■ **Goal of the exercise**: Look through the material below and copy every line containing the word "this".

■ **Supplied records**:
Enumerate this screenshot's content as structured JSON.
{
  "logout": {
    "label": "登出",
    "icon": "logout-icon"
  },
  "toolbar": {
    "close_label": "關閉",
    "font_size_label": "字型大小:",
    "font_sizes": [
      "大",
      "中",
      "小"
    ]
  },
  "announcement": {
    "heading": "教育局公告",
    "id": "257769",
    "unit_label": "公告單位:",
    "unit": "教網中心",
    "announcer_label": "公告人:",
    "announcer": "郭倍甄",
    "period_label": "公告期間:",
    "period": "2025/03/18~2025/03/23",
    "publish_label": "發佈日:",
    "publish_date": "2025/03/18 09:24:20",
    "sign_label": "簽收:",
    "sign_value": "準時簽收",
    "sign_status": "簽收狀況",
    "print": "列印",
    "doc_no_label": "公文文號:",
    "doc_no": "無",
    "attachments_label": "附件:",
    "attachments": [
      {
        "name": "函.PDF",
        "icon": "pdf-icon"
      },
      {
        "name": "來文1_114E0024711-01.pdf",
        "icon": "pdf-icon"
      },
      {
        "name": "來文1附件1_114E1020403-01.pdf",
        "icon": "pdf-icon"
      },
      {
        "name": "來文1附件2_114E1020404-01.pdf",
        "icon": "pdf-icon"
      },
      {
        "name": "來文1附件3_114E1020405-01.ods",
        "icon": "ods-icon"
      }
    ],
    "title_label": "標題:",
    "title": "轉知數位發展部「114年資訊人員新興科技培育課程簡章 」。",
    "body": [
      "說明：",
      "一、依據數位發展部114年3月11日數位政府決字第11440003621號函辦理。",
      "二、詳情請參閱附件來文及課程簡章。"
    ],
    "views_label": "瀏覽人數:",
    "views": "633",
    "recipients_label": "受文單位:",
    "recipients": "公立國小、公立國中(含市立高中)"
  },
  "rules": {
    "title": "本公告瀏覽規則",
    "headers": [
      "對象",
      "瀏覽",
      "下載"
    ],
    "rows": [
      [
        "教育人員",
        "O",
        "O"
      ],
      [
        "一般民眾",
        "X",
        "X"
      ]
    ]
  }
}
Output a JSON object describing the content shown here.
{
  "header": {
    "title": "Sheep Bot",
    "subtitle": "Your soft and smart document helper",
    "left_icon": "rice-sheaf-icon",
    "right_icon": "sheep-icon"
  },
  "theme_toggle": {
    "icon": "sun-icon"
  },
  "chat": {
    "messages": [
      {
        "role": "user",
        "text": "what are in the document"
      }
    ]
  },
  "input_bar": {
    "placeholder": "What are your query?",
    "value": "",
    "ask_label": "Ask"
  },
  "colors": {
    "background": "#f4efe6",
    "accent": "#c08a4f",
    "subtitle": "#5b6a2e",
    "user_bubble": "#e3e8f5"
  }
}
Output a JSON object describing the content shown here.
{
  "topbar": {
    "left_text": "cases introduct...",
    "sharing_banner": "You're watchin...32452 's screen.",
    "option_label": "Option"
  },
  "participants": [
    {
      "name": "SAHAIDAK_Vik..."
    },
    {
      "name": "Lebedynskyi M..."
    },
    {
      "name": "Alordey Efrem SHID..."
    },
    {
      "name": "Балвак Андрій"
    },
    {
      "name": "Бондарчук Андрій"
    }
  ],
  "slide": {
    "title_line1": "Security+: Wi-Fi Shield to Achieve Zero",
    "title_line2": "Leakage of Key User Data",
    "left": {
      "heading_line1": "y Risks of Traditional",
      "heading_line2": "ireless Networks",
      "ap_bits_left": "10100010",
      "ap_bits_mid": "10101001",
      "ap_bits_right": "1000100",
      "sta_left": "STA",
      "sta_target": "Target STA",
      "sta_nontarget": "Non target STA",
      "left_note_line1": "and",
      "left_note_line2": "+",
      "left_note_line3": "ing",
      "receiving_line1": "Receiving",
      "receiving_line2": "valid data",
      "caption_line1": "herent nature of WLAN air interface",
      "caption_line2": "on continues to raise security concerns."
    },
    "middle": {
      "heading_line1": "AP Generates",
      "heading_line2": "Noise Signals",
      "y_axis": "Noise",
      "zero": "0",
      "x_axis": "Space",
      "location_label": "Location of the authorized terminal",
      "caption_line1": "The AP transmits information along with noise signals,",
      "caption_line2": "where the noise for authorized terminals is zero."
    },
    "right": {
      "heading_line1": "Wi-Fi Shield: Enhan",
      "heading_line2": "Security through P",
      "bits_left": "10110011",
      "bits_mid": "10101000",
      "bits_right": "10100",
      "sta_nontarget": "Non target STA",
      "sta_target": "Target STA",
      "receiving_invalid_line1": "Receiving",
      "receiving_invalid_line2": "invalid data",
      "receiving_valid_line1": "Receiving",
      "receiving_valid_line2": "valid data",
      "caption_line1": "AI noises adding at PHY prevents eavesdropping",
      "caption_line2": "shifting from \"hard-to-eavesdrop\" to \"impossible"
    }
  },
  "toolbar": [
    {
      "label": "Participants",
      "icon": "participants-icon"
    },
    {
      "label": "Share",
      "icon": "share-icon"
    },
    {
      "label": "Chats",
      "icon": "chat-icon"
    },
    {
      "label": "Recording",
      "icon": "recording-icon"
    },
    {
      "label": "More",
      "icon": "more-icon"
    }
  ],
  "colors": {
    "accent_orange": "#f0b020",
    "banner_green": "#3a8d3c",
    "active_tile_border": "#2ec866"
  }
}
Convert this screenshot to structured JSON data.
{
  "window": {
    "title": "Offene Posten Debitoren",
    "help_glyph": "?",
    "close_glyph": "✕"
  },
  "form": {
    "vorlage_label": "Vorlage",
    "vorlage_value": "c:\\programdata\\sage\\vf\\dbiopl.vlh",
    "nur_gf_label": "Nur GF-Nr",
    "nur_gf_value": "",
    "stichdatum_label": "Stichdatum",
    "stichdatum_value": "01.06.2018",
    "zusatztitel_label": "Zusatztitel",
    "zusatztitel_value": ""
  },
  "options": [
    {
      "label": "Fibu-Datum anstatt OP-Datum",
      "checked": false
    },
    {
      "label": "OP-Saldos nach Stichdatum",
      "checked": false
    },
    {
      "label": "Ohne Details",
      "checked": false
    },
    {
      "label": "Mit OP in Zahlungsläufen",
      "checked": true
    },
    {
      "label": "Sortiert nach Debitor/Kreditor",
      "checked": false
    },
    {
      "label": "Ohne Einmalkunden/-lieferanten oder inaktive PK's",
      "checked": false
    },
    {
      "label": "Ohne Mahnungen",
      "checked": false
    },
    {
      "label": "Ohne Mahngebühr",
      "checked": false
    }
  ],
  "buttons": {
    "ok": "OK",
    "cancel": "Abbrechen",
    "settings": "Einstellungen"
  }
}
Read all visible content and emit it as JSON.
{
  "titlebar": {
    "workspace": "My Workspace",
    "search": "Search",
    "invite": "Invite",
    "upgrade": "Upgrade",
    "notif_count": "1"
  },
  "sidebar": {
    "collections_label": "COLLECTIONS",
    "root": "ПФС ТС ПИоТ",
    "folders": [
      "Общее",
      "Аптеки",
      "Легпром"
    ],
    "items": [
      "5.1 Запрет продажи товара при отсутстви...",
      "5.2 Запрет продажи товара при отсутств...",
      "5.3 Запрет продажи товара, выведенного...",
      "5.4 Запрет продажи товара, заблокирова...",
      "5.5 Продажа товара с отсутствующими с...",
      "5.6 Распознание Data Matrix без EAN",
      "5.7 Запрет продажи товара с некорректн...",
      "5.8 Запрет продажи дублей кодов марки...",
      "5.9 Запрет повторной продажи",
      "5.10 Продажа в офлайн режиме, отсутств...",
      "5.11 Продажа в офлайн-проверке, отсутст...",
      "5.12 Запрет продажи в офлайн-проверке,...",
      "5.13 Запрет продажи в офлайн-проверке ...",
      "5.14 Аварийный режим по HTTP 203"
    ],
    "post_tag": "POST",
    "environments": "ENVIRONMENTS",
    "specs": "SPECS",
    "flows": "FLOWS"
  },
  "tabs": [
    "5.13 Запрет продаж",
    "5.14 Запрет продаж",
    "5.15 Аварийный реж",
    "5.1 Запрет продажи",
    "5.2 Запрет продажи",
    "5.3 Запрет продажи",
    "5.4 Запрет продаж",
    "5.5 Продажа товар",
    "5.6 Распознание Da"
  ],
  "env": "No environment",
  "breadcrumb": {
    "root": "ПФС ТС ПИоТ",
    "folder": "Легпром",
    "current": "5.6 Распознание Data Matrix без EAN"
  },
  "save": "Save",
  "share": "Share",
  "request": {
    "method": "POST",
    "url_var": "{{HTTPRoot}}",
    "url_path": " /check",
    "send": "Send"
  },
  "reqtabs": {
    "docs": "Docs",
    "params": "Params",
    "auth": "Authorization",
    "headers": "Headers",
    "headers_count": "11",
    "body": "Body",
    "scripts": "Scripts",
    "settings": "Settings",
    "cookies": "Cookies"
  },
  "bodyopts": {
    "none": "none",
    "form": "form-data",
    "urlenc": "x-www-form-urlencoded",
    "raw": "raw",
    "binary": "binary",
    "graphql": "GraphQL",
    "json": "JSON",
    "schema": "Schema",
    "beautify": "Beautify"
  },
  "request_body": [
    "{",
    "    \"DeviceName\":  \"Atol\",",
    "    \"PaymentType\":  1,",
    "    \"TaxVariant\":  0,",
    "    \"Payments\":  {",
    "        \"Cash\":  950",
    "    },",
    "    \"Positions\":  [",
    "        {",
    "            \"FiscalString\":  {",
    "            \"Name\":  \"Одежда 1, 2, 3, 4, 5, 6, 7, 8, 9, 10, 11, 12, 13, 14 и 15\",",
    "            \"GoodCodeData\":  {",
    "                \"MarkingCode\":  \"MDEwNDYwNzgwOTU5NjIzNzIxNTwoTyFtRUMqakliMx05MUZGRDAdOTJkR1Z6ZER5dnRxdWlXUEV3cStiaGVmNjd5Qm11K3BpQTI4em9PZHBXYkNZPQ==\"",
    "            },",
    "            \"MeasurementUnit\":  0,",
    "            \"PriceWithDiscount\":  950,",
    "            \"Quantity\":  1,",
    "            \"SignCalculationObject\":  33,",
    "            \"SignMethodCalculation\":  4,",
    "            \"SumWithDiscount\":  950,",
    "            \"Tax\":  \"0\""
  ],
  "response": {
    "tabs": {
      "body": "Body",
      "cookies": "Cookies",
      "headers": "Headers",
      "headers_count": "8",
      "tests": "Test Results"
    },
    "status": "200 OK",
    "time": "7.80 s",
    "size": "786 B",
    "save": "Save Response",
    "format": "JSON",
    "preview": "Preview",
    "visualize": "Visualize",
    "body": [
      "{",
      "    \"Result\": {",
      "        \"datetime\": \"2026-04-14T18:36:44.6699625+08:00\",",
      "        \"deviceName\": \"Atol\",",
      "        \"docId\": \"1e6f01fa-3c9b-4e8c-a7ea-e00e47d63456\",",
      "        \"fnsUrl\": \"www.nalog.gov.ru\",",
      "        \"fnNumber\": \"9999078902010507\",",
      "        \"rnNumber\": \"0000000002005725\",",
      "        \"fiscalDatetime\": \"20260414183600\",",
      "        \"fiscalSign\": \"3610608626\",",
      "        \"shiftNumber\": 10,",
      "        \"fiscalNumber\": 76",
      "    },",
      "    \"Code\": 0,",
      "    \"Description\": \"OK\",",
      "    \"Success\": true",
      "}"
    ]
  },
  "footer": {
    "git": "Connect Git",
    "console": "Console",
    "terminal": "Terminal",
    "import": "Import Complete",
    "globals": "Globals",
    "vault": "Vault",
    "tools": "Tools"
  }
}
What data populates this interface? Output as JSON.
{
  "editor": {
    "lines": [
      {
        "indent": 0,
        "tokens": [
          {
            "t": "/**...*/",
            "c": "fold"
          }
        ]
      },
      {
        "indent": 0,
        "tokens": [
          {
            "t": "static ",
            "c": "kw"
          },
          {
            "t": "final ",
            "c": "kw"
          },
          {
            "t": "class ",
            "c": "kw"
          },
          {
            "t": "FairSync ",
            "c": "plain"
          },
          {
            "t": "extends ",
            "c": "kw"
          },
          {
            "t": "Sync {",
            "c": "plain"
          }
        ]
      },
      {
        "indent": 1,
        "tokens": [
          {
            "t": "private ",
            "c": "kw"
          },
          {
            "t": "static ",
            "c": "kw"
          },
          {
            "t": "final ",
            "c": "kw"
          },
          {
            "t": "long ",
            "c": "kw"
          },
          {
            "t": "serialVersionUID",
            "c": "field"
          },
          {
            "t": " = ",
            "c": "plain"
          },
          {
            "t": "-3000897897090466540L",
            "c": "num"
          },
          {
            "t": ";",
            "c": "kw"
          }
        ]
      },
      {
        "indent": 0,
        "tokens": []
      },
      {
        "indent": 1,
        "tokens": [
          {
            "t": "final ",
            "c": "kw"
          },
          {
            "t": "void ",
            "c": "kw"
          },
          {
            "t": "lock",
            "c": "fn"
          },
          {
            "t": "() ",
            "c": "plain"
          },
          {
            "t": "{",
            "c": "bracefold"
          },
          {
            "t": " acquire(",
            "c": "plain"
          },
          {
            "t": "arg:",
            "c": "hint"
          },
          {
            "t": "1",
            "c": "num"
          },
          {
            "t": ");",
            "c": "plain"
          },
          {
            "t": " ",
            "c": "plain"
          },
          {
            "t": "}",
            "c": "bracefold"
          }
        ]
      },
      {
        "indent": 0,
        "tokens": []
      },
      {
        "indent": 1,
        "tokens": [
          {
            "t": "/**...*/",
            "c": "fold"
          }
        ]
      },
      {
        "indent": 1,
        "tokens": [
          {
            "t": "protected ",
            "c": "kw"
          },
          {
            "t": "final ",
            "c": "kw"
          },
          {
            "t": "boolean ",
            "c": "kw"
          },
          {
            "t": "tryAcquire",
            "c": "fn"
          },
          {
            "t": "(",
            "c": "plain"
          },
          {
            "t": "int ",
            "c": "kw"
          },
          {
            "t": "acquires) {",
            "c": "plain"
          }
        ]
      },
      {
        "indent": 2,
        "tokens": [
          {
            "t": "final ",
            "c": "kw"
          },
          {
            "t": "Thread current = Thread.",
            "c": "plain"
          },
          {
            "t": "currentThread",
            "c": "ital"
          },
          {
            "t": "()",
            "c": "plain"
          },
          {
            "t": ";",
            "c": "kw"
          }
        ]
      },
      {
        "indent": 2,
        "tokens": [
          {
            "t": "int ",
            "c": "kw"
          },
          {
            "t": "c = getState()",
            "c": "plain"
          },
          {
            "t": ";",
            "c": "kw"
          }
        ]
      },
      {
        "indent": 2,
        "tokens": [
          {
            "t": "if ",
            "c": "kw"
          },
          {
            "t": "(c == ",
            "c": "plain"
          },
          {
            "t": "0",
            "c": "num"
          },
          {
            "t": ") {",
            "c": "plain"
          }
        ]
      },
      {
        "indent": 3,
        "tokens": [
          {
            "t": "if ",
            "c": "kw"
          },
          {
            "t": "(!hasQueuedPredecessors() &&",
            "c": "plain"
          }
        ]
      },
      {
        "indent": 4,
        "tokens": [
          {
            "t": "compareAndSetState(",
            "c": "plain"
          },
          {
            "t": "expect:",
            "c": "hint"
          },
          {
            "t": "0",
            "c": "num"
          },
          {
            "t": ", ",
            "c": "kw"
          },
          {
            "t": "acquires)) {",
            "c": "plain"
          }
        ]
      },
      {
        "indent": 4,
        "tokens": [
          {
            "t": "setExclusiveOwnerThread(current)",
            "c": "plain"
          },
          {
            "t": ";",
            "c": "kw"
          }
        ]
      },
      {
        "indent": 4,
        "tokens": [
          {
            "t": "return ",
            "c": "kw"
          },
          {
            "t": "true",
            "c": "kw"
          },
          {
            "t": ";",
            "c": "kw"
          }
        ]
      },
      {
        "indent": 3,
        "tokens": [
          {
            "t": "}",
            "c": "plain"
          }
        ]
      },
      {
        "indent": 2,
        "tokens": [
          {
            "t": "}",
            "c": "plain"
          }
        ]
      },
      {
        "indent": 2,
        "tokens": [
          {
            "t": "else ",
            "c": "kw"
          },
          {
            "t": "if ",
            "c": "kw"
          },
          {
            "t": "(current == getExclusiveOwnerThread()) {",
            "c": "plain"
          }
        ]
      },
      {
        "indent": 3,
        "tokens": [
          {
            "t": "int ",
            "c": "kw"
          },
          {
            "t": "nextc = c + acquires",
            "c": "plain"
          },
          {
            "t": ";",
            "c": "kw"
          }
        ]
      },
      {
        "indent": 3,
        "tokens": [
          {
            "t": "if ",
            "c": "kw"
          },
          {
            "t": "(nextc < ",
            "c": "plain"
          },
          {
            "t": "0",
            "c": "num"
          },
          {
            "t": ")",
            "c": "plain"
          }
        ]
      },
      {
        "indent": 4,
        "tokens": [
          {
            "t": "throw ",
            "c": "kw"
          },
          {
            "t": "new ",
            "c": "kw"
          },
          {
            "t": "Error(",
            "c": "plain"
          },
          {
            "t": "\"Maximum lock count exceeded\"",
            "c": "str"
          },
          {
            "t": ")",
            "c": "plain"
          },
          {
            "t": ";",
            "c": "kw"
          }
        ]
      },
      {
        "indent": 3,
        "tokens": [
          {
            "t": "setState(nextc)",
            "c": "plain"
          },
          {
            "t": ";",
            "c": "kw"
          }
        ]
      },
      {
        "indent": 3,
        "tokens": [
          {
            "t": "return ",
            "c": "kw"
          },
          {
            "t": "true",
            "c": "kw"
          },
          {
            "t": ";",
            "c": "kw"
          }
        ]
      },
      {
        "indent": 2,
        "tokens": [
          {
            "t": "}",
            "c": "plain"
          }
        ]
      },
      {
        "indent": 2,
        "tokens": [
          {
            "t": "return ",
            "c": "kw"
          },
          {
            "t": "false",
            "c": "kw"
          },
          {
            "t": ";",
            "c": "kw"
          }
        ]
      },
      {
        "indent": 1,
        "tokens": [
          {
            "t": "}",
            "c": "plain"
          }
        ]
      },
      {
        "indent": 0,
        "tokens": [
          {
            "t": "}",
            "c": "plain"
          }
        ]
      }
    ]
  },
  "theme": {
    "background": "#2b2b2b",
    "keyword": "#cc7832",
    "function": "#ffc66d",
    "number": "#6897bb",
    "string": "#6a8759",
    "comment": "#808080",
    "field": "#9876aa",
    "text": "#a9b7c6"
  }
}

■ **Your response**:
Enumerate this screenshot's content as structured JSON.
Convert this screenshot to structured JSON data.
What data populates this interface? Output as JSON.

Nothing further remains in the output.